We are, perhaps, gradually winning the battle to persuade US lawyers, courts and regulators that the privacy and data protection requirements of other jurisdictions are not to be lightly ignored. When I first started talking about privacy in the US, I would be met with almost incredulous surprise that there were countries which would not fall over backwards to comply with the order of an American court.
Developments are coming thick and fast now, and the next major battleground is to persuade US corporations that the EU General Data Protection Regulation, due to take effect in just under two years time, is likely to affect them. Meanwhile, there is an existing regime, and not just in the EU, which requires attention whenever data is to be collected abroad. That changes as new jurisdictions, particularly in Asia, pass new laws regulating the control of data; it has already changed significantly in Europe with the invalidation of Safe Harbour by the Schrems decision.

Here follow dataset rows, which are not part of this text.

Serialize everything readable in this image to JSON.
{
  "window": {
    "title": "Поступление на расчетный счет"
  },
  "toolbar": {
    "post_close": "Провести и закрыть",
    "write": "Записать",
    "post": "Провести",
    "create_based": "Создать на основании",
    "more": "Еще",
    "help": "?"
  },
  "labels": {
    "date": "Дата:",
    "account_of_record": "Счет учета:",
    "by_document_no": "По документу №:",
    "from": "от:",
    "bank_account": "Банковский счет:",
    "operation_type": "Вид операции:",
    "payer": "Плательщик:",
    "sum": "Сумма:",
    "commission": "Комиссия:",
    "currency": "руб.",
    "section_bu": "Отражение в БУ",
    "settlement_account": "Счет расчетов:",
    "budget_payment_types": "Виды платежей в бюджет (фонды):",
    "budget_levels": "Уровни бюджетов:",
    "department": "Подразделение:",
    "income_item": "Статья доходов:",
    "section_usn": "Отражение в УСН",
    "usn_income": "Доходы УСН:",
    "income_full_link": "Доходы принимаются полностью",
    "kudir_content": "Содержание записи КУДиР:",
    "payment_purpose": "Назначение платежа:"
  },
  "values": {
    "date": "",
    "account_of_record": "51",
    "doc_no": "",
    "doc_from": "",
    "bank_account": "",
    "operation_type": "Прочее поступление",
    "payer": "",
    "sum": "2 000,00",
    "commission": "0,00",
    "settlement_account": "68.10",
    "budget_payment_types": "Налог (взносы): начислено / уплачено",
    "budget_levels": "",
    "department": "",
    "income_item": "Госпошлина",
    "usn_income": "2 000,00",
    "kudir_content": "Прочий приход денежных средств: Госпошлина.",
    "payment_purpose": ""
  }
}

What people need is a simple guide to the present data protection regimes by country, something which will give an instant answer at least at a high-level as to the sort of problems which might be faced.
It will be news to some, for example, that the EU consists of 28 separate legal jurisdictions which, whilst all subject to the same overarching restrictions, have their own flavours at a legislation level, even before you start looking at the actual practice within each jurisdiction.
Forrester Research has produced exactly that, a data privacy heat map 2015, and FTI has made it available for us here.
You can tour the world, continent by continent and country by country and get a broad picture of the regimes applicable in each jurisdiction. Some places, the UK included, carry a yellow flag to indicate that “Government surveillance may impact privacy”.
You can obtain a copy of Forrester’s full report from FTI’s page about it.
This is not, of course, a substitute for taking local advice on the specific circumstances of any particular case – advice, that is, both from locally qualified lawyers and from eDiscovery providers who, like FTI, have experience of collecting and processing data in many different locations.